As we celebrate these advances, we must also acknowledge that there is still a long way to go. Some areas in the region remain affected by pockets of insecurity due to the shameless and ruthless activities of illegal armed groups. Hundreds of thousands of civilians, including women and children, continue to suffer. Indeed, the Pact on Stability, Peace and Development will not be fully meaningful unless women and girls of the region can enjoy a life free from violence. And as we all sadly know, that is simply not the case.
This Special Session should help us make progress in the fight against the scourge of sexual- and gender-based violence. Tackling impunity and ensuring access to justice for survivors is critical. Survivors also need access to health, psychosocial and judicial services, as well as other assistance to help them rebuild their lives.

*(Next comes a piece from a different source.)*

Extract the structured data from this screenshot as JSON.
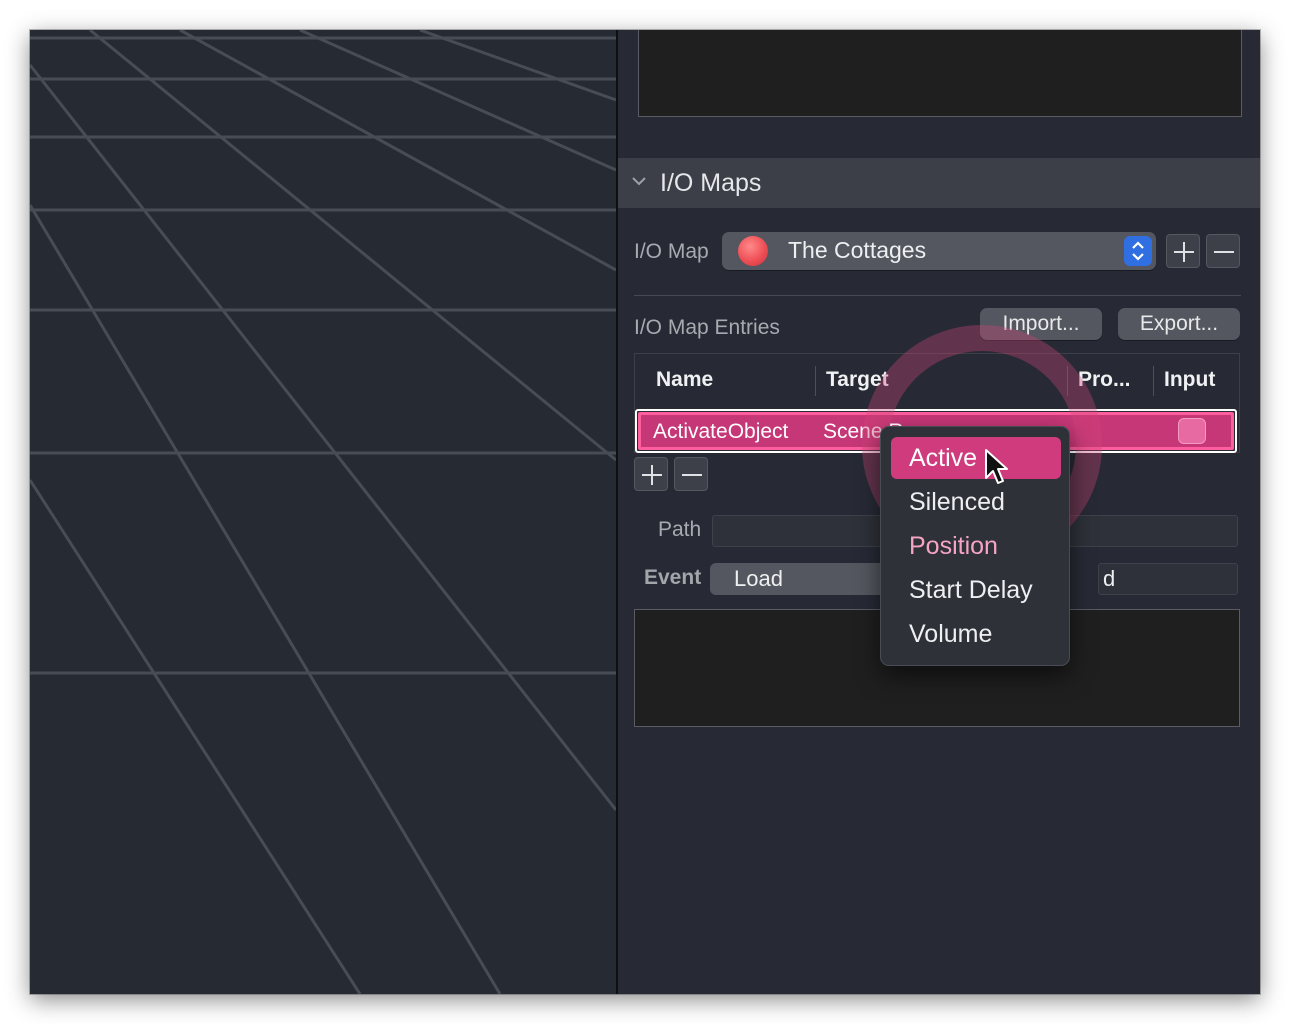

We must also recognize the wider economic, social and political consequences. Sexual violence not only wreaks havoc in the lives of individual women and girls; it also causes lasting damage to the social fabric and economies of the Great Lakes region. We see it in failed harvests, lost productivity, fractured families, protracted insecurity and reduced political participation.
It is, therefore, essential that Member States increase their efforts. The Pact’s Protocol on Prevention and Suppression of Sexual Violence against Women and Children, as well as the Protocol on Judicial Cooperation, should be enshrined in national law. I am encouraged by the recommendations of ministers in charge of gender, which cover key areas, such as prosecuting perpetrators, supporting victims and strengthening national legal and financial capacities. I strongly encourage Your Excellencies to adopt these measures during this Summit, and then implement them as a matter of urgency.

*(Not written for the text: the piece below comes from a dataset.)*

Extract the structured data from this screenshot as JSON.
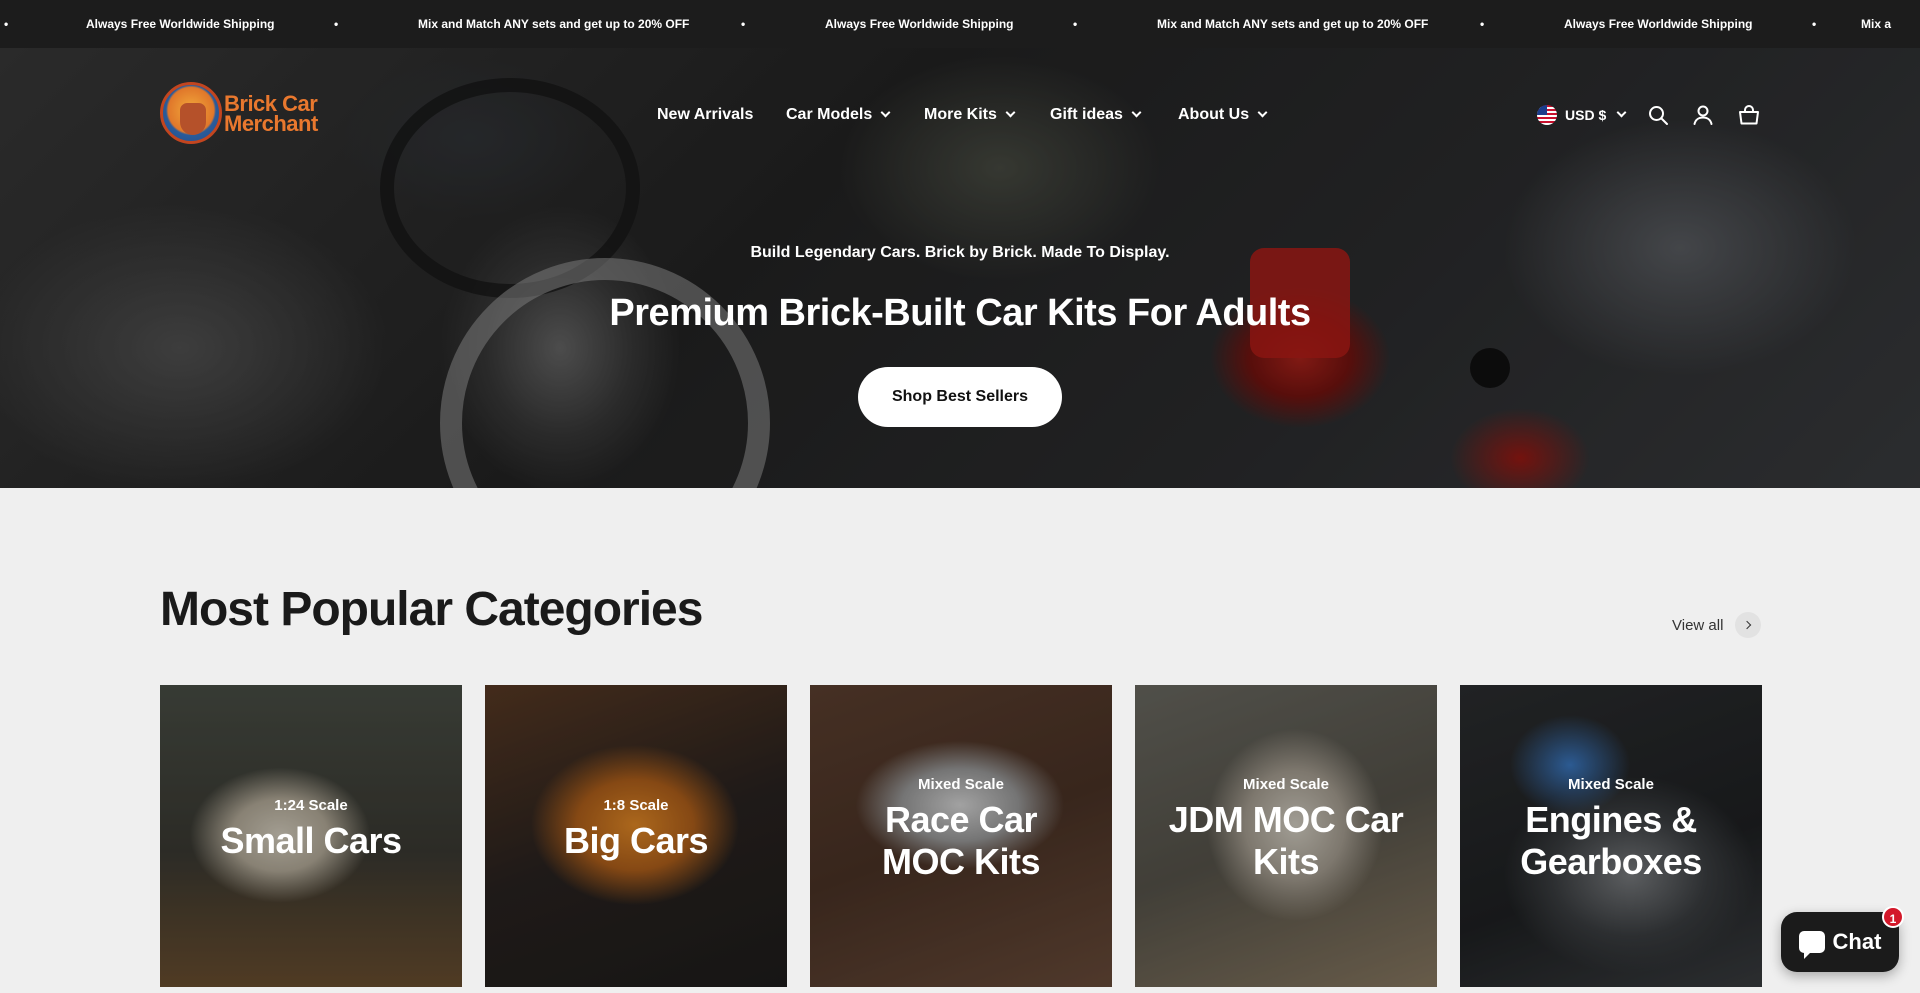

We at the United Nations stand ready to support you. Secretary-General Ban is leading a system-wide effort to end violence against women, including domestic violence, harmful traditional practices and sexual violence as a tactic of war and terror. This effort includes the “UNiTE to End Violence against Women and Girls” campaign, launched in 2008. United Nations agencies, including the United Nations Entity for Gender Equality and the Empowerment of Women (UN-Women), United Nations Population Fund (UNFPA), United Nations Children’s Fund (UNICEF), Office of the United Nations High Commissioner for Human Rights (OHCHR), World Health Organization (WHO) and the United Nations Development Programme (UNDP), are working to support your Governments in following up on the ground.
In recent years, Security Council resolutions 1325 (2000), 1820 (2008), 1888 (2009), 1889 (2009) and 1960 (2010) have helped to frame sexual violence as a development issue, a humanitarian priority and a core peace and security challenge in conflict and post-conflict settings. United Nations agencies are supporting Member States and civil society to implement these resolutions. More than a dozen United Nations system entities — working under the umbrella of UN Action against Sexual Violence in Conflict — have launched a global campaign to “Stop Rape Now”. As they have reminded the world, there can be “no peace without peace for women”.

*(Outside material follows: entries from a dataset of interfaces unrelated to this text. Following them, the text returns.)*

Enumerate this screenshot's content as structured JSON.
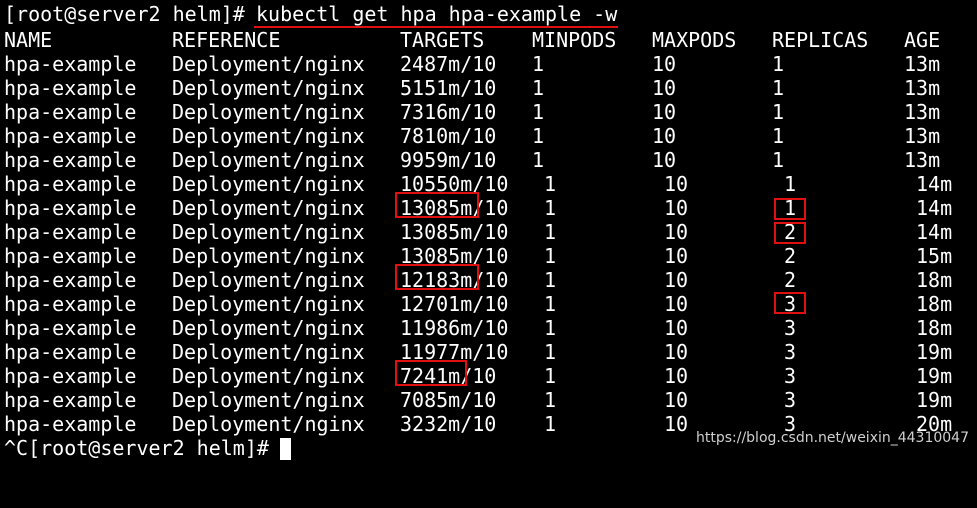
{
  "terminal": {
    "prompt": "[root@server2 helm]# ",
    "command": "kubectl get hpa hpa-example -w",
    "end_prompt": "^C[root@server2 helm]# ",
    "headers": [
      "NAME",
      "REFERENCE",
      "TARGETS",
      "MINPODS",
      "MAXPODS",
      "REPLICAS",
      "AGE"
    ],
    "rows": [
      {
        "name": "hpa-example",
        "reference": "Deployment/nginx",
        "targets": "2487m/10",
        "minpods": "1",
        "maxpods": "10",
        "replicas": "1",
        "age": "13m"
      },
      {
        "name": "hpa-example",
        "reference": "Deployment/nginx",
        "targets": "5151m/10",
        "minpods": "1",
        "maxpods": "10",
        "replicas": "1",
        "age": "13m"
      },
      {
        "name": "hpa-example",
        "reference": "Deployment/nginx",
        "targets": "7316m/10",
        "minpods": "1",
        "maxpods": "10",
        "replicas": "1",
        "age": "13m"
      },
      {
        "name": "hpa-example",
        "reference": "Deployment/nginx",
        "targets": "7810m/10",
        "minpods": "1",
        "maxpods": "10",
        "replicas": "1",
        "age": "13m"
      },
      {
        "name": "hpa-example",
        "reference": "Deployment/nginx",
        "targets": "9959m/10",
        "minpods": "1",
        "maxpods": "10",
        "replicas": "1",
        "age": "13m"
      },
      {
        "name": "hpa-example",
        "reference": "Deployment/nginx",
        "targets": "10550m/10",
        "minpods": "1",
        "maxpods": "10",
        "replicas": "1",
        "age": "14m"
      },
      {
        "name": "hpa-example",
        "reference": "Deployment/nginx",
        "targets": "13085m/10",
        "minpods": "1",
        "maxpods": "10",
        "replicas": "1",
        "age": "14m"
      },
      {
        "name": "hpa-example",
        "reference": "Deployment/nginx",
        "targets": "13085m/10",
        "minpods": "1",
        "maxpods": "10",
        "replicas": "2",
        "age": "14m"
      },
      {
        "name": "hpa-example",
        "reference": "Deployment/nginx",
        "targets": "13085m/10",
        "minpods": "1",
        "maxpods": "10",
        "replicas": "2",
        "age": "15m"
      },
      {
        "name": "hpa-example",
        "reference": "Deployment/nginx",
        "targets": "12183m/10",
        "minpods": "1",
        "maxpods": "10",
        "replicas": "2",
        "age": "18m"
      },
      {
        "name": "hpa-example",
        "reference": "Deployment/nginx",
        "targets": "12701m/10",
        "minpods": "1",
        "maxpods": "10",
        "replicas": "3",
        "age": "18m"
      },
      {
        "name": "hpa-example",
        "reference": "Deployment/nginx",
        "targets": "11986m/10",
        "minpods": "1",
        "maxpods": "10",
        "replicas": "3",
        "age": "18m"
      },
      {
        "name": "hpa-example",
        "reference": "Deployment/nginx",
        "targets": "11977m/10",
        "minpods": "1",
        "maxpods": "10",
        "replicas": "3",
        "age": "19m"
      },
      {
        "name": "hpa-example",
        "reference": "Deployment/nginx",
        "targets": "7241m/10",
        "minpods": "1",
        "maxpods": "10",
        "replicas": "3",
        "age": "19m"
      },
      {
        "name": "hpa-example",
        "reference": "Deployment/nginx",
        "targets": "7085m/10",
        "minpods": "1",
        "maxpods": "10",
        "replicas": "3",
        "age": "19m"
      },
      {
        "name": "hpa-example",
        "reference": "Deployment/nginx",
        "targets": "3232m/10",
        "minpods": "1",
        "maxpods": "10",
        "replicas": "3",
        "age": "20m"
      }
    ]
  },
  "watermark": "https://blog.csdn.net/weixin_44310047",
  "colors": {
    "background": "#000000",
    "text": "#ffffff",
    "highlight": "#e01010"
  }
}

We stand ready to continue working with you to end sexual- and gender-based violence, and build prosperous and peaceful societies throughout the Great Lakes region. My colleague, the Special Representative of the Secretary-General on Sexual Violence in Armed Conflict — Margot Wallström — is here with us today and she will speak further on this issue later in the afternoon.
Finally, I wish to pay tribute to Ambassador Mulamula and her team, as she completes her tenure as Executive Secretary of the International Conference on the Great Lakes Region. Ambassador Mulamula’s able stewardship has reaped great dividends for the region in its pursuit of a more stable, peaceful and prosperous future. I know you join me in commending her strong contribution.
Thank you for your attention, and best wishes for a successful Summit.
* *** *